State panelists want DNA testing to prove that a stovepipe hat actually did belong to Abraham Lincoln.
The museum curator was none too pleased, and replied that the controversy is “a dead issue.”
Not all seven members of the panel voted. Chairman Sunny Fischer questioned the need for DNA testing, leaving the possibility open for when when the board next meets in June.
Tony Leone of the state Historic Preservation Agency Board wants the hat DNA tested by Illinois State’s police forensics lab. He feels the need to prove beyond all doubt that the hat did indeed belong to the late Abraham Lincoln:
“I really think we have a credibility gap with this hat.”
The museum claims Abraham Lincoln gave the hat to a Southern Illinois farmer as a token of thanks at a debate with Stephen Douglas. However, a descendant of that farmer claimed in an affidavit that her father-in-law got it from Lincoln “during the Civil War in Washington.”
According to Fox News, a comment from the museum was requested, but the museum told them:
“There’s no deception at all.”
According to Chicago Sun-Times, board member Shirley Portwood said:
“There’s a period of time where it’s not clear where the hat was, and I, as a historian, would have a problem with that. Even in a paper I was writing about it, I would have to have a footnote that said, ‘according to family lore, such and such,’ rather than it had been documented for the entire … 150 years.”
James Cornelius, the Abraham Lincoln Presidential Library and Museum’s curator, was angry and told Tony Leone that:
“This is a dead issue. Dandruff, bone, hair, forget it. It’s not there.”

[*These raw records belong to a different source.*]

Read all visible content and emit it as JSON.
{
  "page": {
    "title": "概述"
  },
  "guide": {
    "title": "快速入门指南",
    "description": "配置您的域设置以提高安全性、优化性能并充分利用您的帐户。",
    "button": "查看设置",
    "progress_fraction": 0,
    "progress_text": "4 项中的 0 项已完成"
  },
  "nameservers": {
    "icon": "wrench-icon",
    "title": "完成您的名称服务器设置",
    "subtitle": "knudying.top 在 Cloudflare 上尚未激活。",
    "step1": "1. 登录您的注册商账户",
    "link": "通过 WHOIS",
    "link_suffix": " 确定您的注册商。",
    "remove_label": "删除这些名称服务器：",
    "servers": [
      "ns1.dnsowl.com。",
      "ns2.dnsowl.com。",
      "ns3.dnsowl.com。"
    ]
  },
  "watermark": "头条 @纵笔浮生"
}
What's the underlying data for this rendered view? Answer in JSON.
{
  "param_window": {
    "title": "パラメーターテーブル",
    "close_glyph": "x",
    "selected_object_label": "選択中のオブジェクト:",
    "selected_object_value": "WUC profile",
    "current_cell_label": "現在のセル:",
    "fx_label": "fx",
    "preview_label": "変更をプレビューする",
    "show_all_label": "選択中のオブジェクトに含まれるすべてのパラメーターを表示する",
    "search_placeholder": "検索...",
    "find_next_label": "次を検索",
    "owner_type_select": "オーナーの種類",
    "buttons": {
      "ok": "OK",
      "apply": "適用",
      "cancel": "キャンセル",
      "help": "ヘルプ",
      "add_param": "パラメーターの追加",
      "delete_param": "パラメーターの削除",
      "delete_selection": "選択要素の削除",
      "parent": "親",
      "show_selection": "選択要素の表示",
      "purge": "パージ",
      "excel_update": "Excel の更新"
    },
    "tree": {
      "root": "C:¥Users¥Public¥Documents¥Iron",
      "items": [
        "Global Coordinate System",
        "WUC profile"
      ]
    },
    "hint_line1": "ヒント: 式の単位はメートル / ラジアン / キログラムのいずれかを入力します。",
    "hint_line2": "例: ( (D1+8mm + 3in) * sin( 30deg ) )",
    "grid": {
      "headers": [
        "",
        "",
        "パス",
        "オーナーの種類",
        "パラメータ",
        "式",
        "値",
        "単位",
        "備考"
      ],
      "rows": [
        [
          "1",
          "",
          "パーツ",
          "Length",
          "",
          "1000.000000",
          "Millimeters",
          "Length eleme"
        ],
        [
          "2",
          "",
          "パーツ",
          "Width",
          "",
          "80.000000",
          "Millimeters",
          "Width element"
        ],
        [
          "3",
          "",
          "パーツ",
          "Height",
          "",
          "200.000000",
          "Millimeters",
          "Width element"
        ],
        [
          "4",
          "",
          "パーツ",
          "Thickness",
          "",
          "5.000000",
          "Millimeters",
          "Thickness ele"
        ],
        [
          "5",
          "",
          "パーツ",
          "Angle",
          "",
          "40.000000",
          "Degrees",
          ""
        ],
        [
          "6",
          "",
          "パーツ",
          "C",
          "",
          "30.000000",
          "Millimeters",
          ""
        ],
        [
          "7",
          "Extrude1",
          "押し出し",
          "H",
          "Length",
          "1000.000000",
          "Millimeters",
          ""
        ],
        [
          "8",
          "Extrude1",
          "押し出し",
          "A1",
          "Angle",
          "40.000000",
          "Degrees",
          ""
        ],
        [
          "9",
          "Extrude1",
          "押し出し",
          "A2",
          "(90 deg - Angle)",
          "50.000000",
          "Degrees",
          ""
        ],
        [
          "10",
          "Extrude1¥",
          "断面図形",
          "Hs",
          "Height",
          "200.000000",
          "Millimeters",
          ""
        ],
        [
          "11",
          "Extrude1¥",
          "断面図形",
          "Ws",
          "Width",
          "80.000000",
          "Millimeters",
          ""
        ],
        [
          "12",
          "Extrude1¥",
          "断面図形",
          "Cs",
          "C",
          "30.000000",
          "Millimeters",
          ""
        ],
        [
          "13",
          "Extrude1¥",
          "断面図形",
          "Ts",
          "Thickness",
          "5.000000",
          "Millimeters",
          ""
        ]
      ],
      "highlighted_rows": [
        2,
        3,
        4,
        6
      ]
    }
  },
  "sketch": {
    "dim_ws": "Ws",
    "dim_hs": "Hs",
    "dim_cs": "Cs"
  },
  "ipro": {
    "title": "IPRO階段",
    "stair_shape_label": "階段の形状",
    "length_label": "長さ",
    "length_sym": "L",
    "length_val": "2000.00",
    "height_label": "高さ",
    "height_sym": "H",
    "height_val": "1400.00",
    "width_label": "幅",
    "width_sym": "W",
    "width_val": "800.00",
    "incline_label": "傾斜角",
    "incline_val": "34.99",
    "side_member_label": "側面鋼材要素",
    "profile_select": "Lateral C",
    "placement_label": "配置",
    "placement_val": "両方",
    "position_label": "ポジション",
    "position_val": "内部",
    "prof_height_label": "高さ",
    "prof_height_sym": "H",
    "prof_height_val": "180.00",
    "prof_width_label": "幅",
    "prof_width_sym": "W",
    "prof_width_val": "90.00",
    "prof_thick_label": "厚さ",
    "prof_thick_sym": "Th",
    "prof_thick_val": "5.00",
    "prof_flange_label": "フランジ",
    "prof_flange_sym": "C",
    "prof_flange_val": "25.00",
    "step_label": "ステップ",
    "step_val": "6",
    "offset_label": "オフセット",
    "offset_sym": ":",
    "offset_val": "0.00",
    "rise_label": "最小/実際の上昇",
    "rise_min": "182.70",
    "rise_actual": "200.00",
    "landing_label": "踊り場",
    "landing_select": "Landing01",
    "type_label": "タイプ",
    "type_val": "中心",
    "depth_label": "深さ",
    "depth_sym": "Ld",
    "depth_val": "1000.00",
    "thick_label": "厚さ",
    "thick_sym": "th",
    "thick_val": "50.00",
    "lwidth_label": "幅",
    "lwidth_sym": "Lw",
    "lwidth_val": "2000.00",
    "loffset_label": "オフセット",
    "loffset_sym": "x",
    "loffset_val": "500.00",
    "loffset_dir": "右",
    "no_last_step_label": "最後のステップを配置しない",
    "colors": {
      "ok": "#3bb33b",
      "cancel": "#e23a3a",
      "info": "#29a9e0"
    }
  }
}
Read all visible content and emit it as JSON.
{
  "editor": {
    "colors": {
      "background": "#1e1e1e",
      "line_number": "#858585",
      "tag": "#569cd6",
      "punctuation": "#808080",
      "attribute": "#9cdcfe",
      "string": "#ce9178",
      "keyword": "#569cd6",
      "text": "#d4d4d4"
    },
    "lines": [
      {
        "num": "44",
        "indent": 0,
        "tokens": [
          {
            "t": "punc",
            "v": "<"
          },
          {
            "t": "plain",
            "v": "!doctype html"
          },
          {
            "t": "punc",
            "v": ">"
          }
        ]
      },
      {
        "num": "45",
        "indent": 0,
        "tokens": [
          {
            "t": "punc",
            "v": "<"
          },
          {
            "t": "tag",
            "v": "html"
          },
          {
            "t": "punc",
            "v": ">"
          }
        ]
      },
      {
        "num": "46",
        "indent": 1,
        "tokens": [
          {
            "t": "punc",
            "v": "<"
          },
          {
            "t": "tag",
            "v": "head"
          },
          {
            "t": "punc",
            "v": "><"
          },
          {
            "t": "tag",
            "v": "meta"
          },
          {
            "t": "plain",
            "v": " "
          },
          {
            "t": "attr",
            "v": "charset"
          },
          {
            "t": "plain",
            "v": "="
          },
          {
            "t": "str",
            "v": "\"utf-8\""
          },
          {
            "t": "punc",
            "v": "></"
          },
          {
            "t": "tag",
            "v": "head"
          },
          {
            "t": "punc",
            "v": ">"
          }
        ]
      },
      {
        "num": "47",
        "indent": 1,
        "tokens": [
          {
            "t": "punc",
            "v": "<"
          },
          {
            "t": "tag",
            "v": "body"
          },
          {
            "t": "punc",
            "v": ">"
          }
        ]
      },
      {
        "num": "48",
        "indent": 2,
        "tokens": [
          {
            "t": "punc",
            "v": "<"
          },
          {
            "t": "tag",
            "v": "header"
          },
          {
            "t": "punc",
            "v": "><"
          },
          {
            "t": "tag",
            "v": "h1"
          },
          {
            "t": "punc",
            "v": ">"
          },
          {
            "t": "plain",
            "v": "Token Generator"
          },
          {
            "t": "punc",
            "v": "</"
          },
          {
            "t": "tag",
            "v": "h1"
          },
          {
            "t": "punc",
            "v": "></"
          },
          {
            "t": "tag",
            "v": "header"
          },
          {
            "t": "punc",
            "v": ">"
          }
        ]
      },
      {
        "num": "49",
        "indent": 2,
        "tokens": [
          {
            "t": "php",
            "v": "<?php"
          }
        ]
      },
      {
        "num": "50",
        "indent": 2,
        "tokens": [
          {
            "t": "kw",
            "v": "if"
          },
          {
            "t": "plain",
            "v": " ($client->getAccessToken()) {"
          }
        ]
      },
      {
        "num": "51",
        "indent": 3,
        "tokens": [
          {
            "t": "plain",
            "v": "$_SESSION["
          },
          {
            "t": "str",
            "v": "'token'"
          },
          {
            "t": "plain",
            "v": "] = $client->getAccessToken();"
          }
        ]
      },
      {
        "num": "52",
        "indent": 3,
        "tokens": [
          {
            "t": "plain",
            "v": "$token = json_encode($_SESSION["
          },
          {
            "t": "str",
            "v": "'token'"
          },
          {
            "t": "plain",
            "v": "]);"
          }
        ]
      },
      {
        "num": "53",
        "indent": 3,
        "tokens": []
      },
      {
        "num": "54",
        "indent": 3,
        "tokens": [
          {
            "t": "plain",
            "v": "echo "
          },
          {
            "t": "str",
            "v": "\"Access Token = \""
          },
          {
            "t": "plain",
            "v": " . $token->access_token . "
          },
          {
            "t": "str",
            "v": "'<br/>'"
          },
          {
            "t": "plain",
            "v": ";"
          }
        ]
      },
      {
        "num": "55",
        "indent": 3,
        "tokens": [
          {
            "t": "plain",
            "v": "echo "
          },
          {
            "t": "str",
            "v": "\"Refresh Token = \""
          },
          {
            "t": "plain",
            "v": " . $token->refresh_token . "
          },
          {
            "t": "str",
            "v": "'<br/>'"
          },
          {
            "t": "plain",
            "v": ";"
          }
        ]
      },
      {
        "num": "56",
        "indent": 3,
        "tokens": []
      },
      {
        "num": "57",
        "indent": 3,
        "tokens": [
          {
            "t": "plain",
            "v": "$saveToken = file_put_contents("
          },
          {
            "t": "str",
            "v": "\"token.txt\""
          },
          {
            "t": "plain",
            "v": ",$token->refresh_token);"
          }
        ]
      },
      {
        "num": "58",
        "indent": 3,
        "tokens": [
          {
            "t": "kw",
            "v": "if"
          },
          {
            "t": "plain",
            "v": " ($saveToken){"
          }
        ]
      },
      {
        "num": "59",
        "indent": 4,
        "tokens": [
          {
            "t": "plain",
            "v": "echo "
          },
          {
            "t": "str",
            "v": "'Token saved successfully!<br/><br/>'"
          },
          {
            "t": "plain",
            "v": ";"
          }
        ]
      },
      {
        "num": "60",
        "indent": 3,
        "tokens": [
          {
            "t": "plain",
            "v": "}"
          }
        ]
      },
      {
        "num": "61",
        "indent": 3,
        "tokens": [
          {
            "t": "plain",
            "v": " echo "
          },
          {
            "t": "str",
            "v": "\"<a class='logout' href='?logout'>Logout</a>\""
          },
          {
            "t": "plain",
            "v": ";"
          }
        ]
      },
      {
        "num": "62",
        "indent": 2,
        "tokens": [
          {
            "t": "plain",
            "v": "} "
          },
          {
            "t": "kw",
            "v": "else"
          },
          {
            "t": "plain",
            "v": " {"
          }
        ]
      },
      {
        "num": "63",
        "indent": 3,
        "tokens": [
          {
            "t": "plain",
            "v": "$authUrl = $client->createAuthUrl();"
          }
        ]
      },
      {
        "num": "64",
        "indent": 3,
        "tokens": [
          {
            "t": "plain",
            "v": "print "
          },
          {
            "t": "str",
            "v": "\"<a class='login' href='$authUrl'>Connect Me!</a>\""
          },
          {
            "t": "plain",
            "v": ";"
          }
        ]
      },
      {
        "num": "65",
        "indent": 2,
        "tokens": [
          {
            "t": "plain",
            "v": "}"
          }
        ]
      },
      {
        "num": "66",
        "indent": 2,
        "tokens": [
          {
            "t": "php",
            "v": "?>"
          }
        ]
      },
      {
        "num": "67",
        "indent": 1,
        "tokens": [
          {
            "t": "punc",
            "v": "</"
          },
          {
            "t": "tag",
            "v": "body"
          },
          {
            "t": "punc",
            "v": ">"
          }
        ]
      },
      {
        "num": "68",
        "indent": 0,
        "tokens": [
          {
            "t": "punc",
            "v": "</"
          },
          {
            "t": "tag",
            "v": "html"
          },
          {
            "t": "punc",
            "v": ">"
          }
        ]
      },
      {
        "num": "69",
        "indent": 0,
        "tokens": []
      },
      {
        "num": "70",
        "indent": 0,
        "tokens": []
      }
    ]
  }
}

Do you think the hat needs to be DNA tested to prove it belonged to Abraham Lincoln?
— natasha korecki (@natashakorecki) February 14, 2013